Applying for a mortgage can be a daunting prospect, whether you’re buying your first home, looking to take a step up the ladder or remortgage. With so much hinging on being approved for a mortgage, it makes sense to improve your prospects as much as possible beforehand.
A mortgage application being rejected can seriously affect your plans. You may not be able to move to the house you’d hoped or find yourself paying more than anticipated in interest. First-time buyers are often presented with a list of steps they should take before seeking a mortgage, but it’s just as important if you’re moving home or remortgaging.
Being rejected and reapplying with a different lender can negatively affect your credit score and may influence other providers in their decision to lend to you. On top of this, preparation can help you secure a lower interest rate, reducing the amount you pay monthly and the overall interest over the full term of the mortgage. Even a seemingly small difference in interest rate can have a huge impact on your finances.

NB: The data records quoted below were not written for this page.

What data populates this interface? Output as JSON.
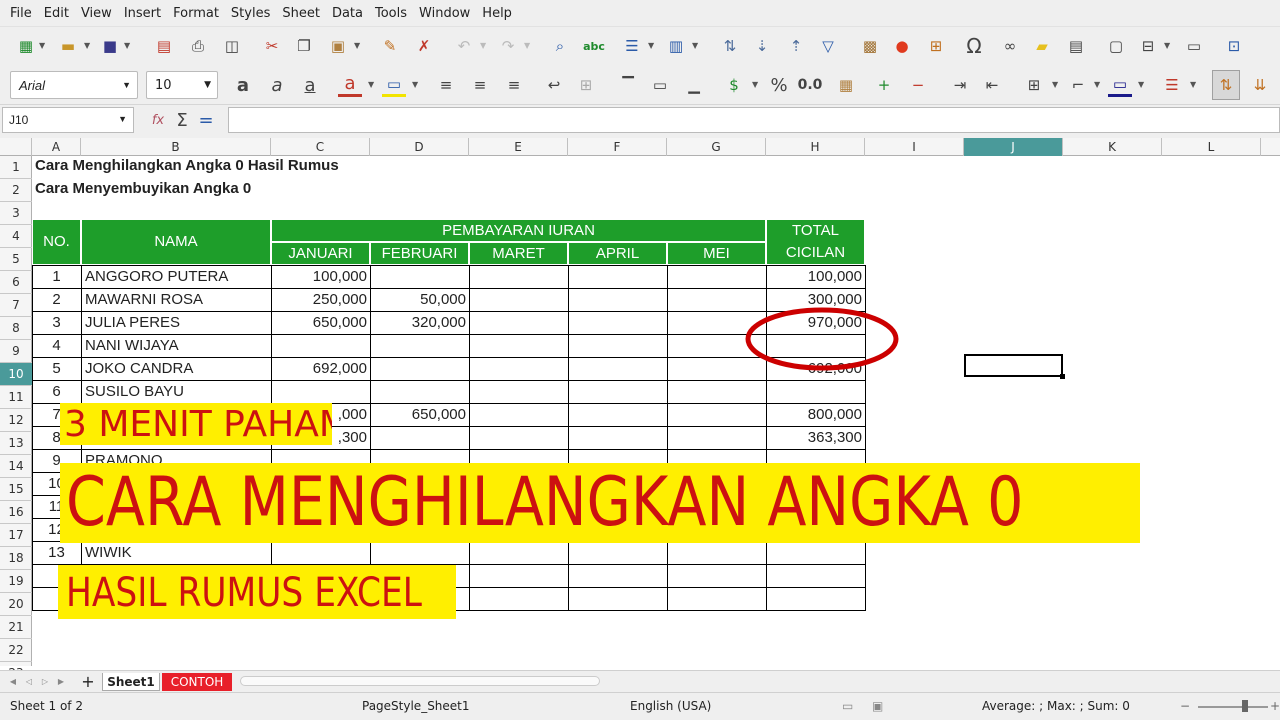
{
  "menu": [
    "File",
    "Edit",
    "View",
    "Insert",
    "Format",
    "Styles",
    "Sheet",
    "Data",
    "Tools",
    "Window",
    "Help"
  ],
  "toolbar": {
    "font_name": "Arial",
    "font_size": "10",
    "percent_label": "%",
    "number_label": "0.0",
    "sigma": "Σ",
    "equals": "="
  },
  "namebox": "J10",
  "columns": [
    "A",
    "B",
    "C",
    "D",
    "E",
    "F",
    "G",
    "H",
    "I",
    "J",
    "K",
    "L"
  ],
  "rows": [
    "1",
    "2",
    "3",
    "4",
    "5",
    "6",
    "7",
    "8",
    "9",
    "10",
    "11",
    "12",
    "13",
    "14",
    "15",
    "16",
    "17",
    "18",
    "19",
    "20",
    "21",
    "22",
    "23"
  ],
  "title1": "Cara Menghilangkan Angka 0 Hasil Rumus",
  "title2": "Cara Menyembuyikan Angka 0",
  "table_header": {
    "no": "NO.",
    "nama": "NAMA",
    "pembayaran": "PEMBAYARAN IURAN",
    "months": [
      "JANUARI",
      "FEBRUARI",
      "MARET",
      "APRIL",
      "MEI"
    ],
    "total_line1": "TOTAL",
    "total_line2": "CICILAN"
  },
  "table_rows": [
    {
      "no": "1",
      "nama": "ANGGORO PUTERA",
      "jan": "100,000",
      "feb": "",
      "total": "100,000"
    },
    {
      "no": "2",
      "nama": "MAWARNI ROSA",
      "jan": "250,000",
      "feb": "50,000",
      "total": "300,000"
    },
    {
      "no": "3",
      "nama": "JULIA PERES",
      "jan": "650,000",
      "feb": "320,000",
      "total": "970,000"
    },
    {
      "no": "4",
      "nama": "NANI WIJAYA",
      "jan": "",
      "feb": "",
      "total": ""
    },
    {
      "no": "5",
      "nama": "JOKO CANDRA",
      "jan": "692,000",
      "feb": "",
      "total": "692,000"
    },
    {
      "no": "6",
      "nama": "SUSILO BAYU",
      "jan": "",
      "feb": "",
      "total": ""
    },
    {
      "no": "7",
      "nama": "",
      "jan": ",000",
      "feb": "650,000",
      "total": "800,000"
    },
    {
      "no": "8",
      "nama": "",
      "jan": ",300",
      "feb": "",
      "total": "363,300"
    },
    {
      "no": "9",
      "nama": "PRAMONO",
      "jan": "",
      "feb": "",
      "total": ""
    },
    {
      "no": "10",
      "nama": "",
      "jan": "",
      "feb": "",
      "total": ""
    },
    {
      "no": "11",
      "nama": "",
      "jan": "",
      "feb": "",
      "total": ""
    },
    {
      "no": "12",
      "nama": "",
      "jan": "",
      "feb": "",
      "total": ""
    },
    {
      "no": "13",
      "nama": "WIWIK",
      "jan": "",
      "feb": "",
      "total": ""
    }
  ],
  "banners": {
    "top": "3 MENIT PAHAM",
    "main": "CARA MENGHILANGKAN ANGKA 0",
    "bottom": "HASIL RUMUS EXCEL"
  },
  "sheet_tabs": [
    "Sheet1",
    "CONTOH"
  ],
  "status": {
    "sheet": "Sheet 1 of 2",
    "pagestyle": "PageStyle_Sheet1",
    "language": "English (USA)",
    "summary": "Average: ; Max: ; Sum: 0"
  },
  "colors": {
    "header_green": "#1e9e2a",
    "banner_yellow": "#ffef00",
    "banner_red": "#cc1111",
    "circle_red": "#cc0000",
    "tab_red": "#e8202a"
  }
}
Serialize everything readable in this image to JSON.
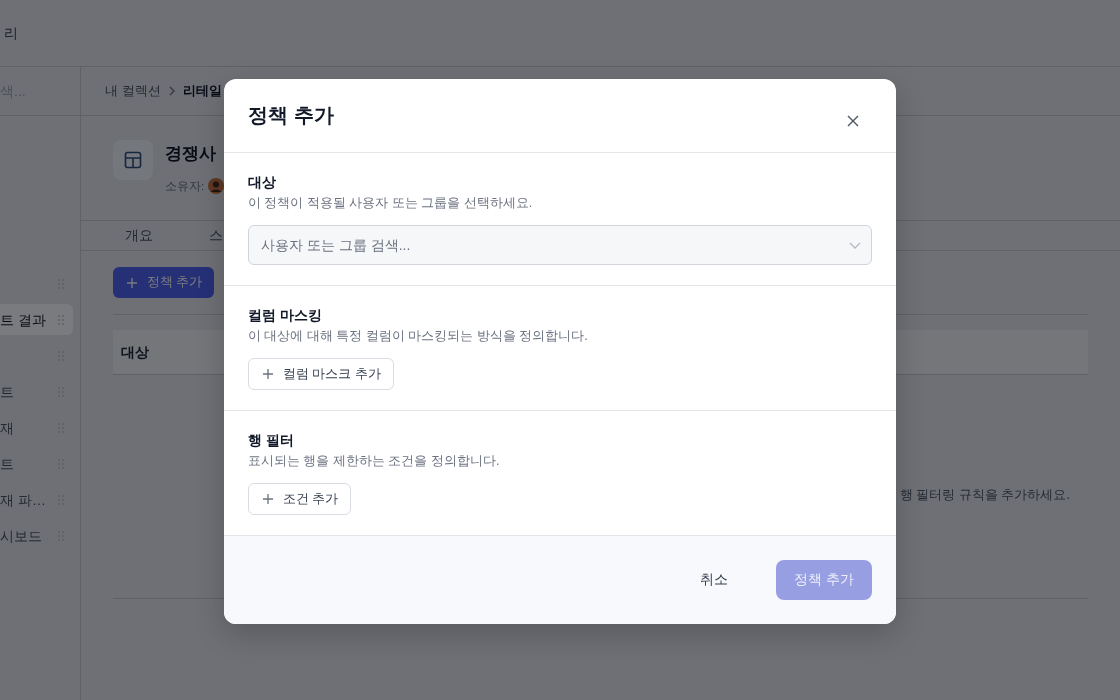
{
  "app_header": {
    "title": "리"
  },
  "sidebar": {
    "search": {
      "placeholder": "색..."
    },
    "items": [
      {
        "selected": false
      },
      {
        "label": "트 결과",
        "selected": true
      },
      {
        "selected": false
      },
      {
        "label": "트",
        "selected": false
      },
      {
        "label": "재",
        "selected": false
      },
      {
        "label": "트",
        "selected": false
      },
      {
        "label": "재 파…",
        "selected": false
      },
      {
        "label": "시보드",
        "selected": false
      }
    ]
  },
  "breadcrumb": [
    {
      "label": "내 컬렉션",
      "current": false
    },
    {
      "label": "리테일",
      "current": true
    }
  ],
  "page_header": {
    "title": "경쟁사",
    "owner_label": "소유자:"
  },
  "tabs": [
    {
      "label": "개요",
      "selected": false
    },
    {
      "label": "스",
      "selected": false
    }
  ],
  "add_policy_button": {
    "label": "정책 추가"
  },
  "table": {
    "columns": [
      "대상"
    ],
    "empty_text": "행 필터링 규칙을 추가하세요."
  },
  "modal": {
    "title": "정책 추가",
    "sections": [
      {
        "kind": "select",
        "label": "대상",
        "description": "이 정책이 적용될 사용자 또는 그룹을 선택하세요.",
        "placeholder": "사용자 또는 그룹 검색..."
      },
      {
        "kind": "add",
        "label": "컬럼 마스킹",
        "description": "이 대상에 대해 특정 컬럼이 마스킹되는 방식을 정의합니다.",
        "button": "컬럼 마스크 추가"
      },
      {
        "kind": "add",
        "label": "행 필터",
        "description": "표시되는 행을 제한하는 조건을 정의합니다.",
        "button": "조건 추가"
      }
    ],
    "footer": {
      "cancel": "취소",
      "submit": {
        "label": "정책 추가",
        "disabled": true
      }
    }
  }
}
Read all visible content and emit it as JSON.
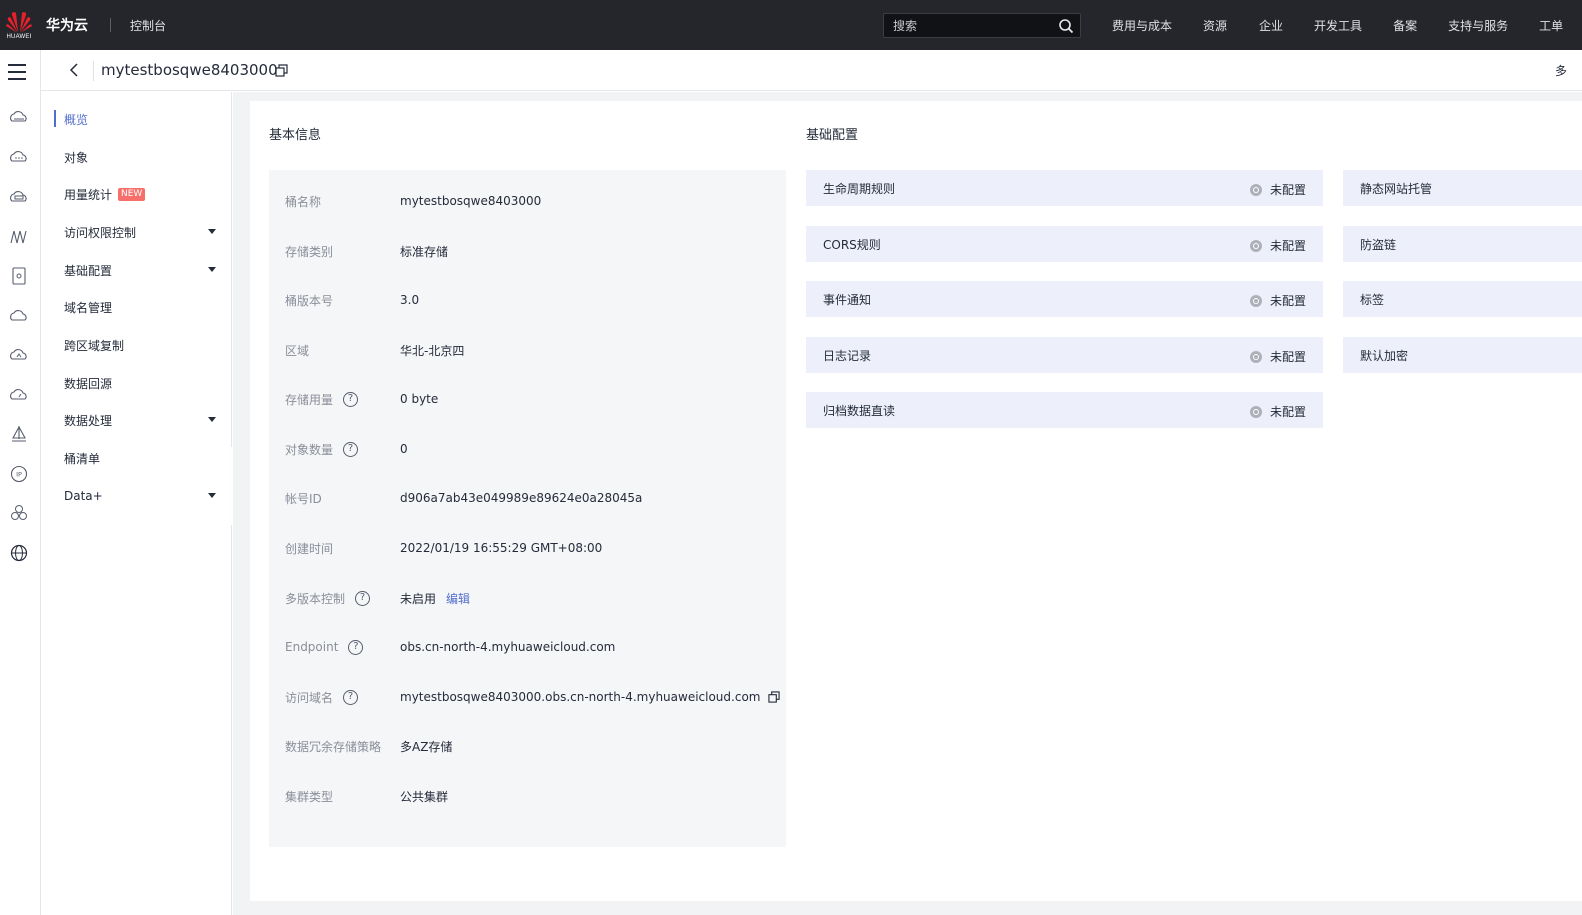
{
  "topbar": {
    "brand": "HUAWEI",
    "site_name": "华为云",
    "console": "控制台",
    "search_placeholder": "搜索",
    "nav": [
      "费用与成本",
      "资源",
      "企业",
      "开发工具",
      "备案",
      "支持与服务",
      "工单"
    ],
    "nav_icons": []
  },
  "header": {
    "bucket_name": "mytestbosqwe8403000",
    "more": "多"
  },
  "rail": {
    "icons": [
      "cloud-drive-icon",
      "cloud-dots-icon",
      "cloud-disk-icon",
      "signal-icon",
      "doc-icon",
      "cloud-icon",
      "cloud-arrow-icon",
      "cloud-gauge-icon",
      "sailboat-icon",
      "ip-icon",
      "cluster-icon",
      "globe-icon"
    ]
  },
  "leftnav": {
    "items": [
      {
        "label": "概览",
        "active": true
      },
      {
        "label": "对象"
      },
      {
        "label": "用量统计",
        "badge": "NEW"
      },
      {
        "label": "访问权限控制",
        "expandable": true
      },
      {
        "label": "基础配置",
        "expandable": true
      },
      {
        "label": "域名管理"
      },
      {
        "label": "跨区域复制"
      },
      {
        "label": "数据回源"
      },
      {
        "label": "数据处理",
        "expandable": true
      },
      {
        "label": "桶清单"
      },
      {
        "label": "Data+",
        "expandable": true
      }
    ]
  },
  "basic_info": {
    "title": "基本信息",
    "rows": [
      {
        "label": "桶名称",
        "value": "mytestbosqwe8403000"
      },
      {
        "label": "存储类别",
        "value": "标准存储"
      },
      {
        "label": "桶版本号",
        "value": "3.0"
      },
      {
        "label": "区域",
        "value": "华北-北京四"
      },
      {
        "label": "存储用量",
        "value": "0 byte",
        "help": true
      },
      {
        "label": "对象数量",
        "value": "0",
        "help": true
      },
      {
        "label": "帐号ID",
        "value": "d906a7ab43e049989e89624e0a28045a"
      },
      {
        "label": "创建时间",
        "value": "2022/01/19 16:55:29 GMT+08:00"
      },
      {
        "label": "多版本控制",
        "value": "未启用",
        "help": true,
        "link": "编辑"
      },
      {
        "label": "Endpoint",
        "value": "obs.cn-north-4.myhuaweicloud.com",
        "help": true
      },
      {
        "label": "访问域名",
        "value": "mytestbosqwe8403000.obs.cn-north-4.myhuaweicloud.com",
        "help": true,
        "copy": true
      },
      {
        "label": "数据冗余存储策略",
        "value": "多AZ存储"
      },
      {
        "label": "集群类型",
        "value": "公共集群"
      }
    ]
  },
  "base_config": {
    "title": "基础配置",
    "left": [
      {
        "label": "生命周期规则",
        "status": "未配置"
      },
      {
        "label": "CORS规则",
        "status": "未配置"
      },
      {
        "label": "事件通知",
        "status": "未配置"
      },
      {
        "label": "日志记录",
        "status": "未配置"
      },
      {
        "label": "归档数据直读",
        "status": "未配置"
      }
    ],
    "right": [
      {
        "label": "静态网站托管"
      },
      {
        "label": "防盗链"
      },
      {
        "label": "标签"
      },
      {
        "label": "默认加密"
      }
    ]
  },
  "colors": {
    "topbar": "#24262b",
    "accent": "#526ecc",
    "new_badge": "#f66f6a",
    "config_card": "#edf0fa",
    "info_panel": "#f5f6f8"
  }
}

For example, borrowing £250,000 over a 30-year period would cost:
- £1,054 per month, with interest totalling £129,444, if you secured an interest rate of 3%
- However, if the interest rate was 5%, the monthly bill would increase to £1,342 and interest paid over the term to £233,139
- That 2% increase means you pay £103,695 more over the full 30 years
With this in mind, it’s worthwhile preparing to apply for a mortgage. Among the things you should do beforehand are:
1. Understand the value of the property and equity
Whether you’re remortgaging or purchasing a new home, understanding the value of the property is important. Lenders will base their decision to offer you a mortgage on many factors, whether the value of the home reflects the amount you’re paying is one. Calculating how much of the home you will own should be your next step.
- First-time buyers: If you’re a first-time buyer how much equity you will hold in your home will depend on the deposit you have to put down. A 10% deposit is the standard amount, meaning you will have to take out a mortgage for the remaining 90%, although 95% mortgages are available.
- Remortgaging or moving home: This will depend on the value of your home, how much your current mortgage is and whether you plan to add any further lump sums to reduce the amount. The more equity you hold the more competitive the interest rate you can usually secure. So, if the value of your property has increased, you may find you hold more equity than expected.
Please note: Think carefully before securing other debts against your home. Your home may be repossessed if you do not keep up repayments on your mortgage.
2. Check your credit score
Your credit score plays a crucial role in whether or not your mortgage application will be approved and the interest rate offered; it’s what lenders use to assess how risky you are.
A poor credit score may result in your application being rejected. Therefore, going through your credit report should be considered an essential task. Improving your credit score isn’t a simple quick fix, so it’s worth doing this several months before you plan to make a mortgage application. If there are inaccuracies on your credit report, ensure these are reported and corrected. Steps to improve your credit score include registering on the electoral roll, reducing the amount borrowed and ensuring bills are paid on time.
3. Gather paperwork
Applying for a mortgage can be a lengthy and time-consuming process. Getting the paperwork needed organised and to hand before filling in an application can help. This helps to minimise the chance of a lender coming back to request further details, resulting in a delay. You’ll typically need proof of identity, such as a passport or driving licence, three months’ payslips, bank statements from the last three to six months, utility bills and a P60. It’s always worth checking with your lender or broker to set out clearly what’s needed beforehand.
4. Review affordability
Before accepting your application, the lender will stress test your ability to continue meeting repayments. This includes the likelihood you can keep up even if interest rates rise. It’s worth doing your own test too. You know what your financial priorities are for the future and the lifestyle you want to lead. Checking if this lines up with expected mortgage payments can give you peace of mind about your financial security or act as a red flag if the mortgage level is too high.
5. Outline priorities
Often when looking for a mortgage, it’s the interest rate we focus on. It’s not surprising, it has a huge impact on how much money you pay out. However, you should consider other priorities and criteria too. For example, do you hope to overpay your mortgage on a regular or lump sum basis? If so, you should check what fees you could be charged with when making an additional payment. Alternatively, if you prefer to know what you’ll be paying every month, it may be worthwhile opting for a fixed mortgage over a variable one, even if the interest rate is a little higher initially.
6. Assess lenders
As we’ve mentioned above, being rejected for a mortgage can affect your credit score and, therefore, your chances of being approved should you apply again. As a result, it’s important to approach lenders that are likely to say yes. An eligibility checker can help here. But with hundreds of potential lenders, some of which don’t have a presence on the high street, this can be difficult. This is where a mortgage broker can add value. By sourcing lenders that meet your criteria and are likely to accept your application, you can hopefully speed up the process and secure the mortgage you want.
If you’re searching for a mortgage and want support, please contact us.
Please note: Your home may be repossessed if you do not keep up repayments on your mortgage.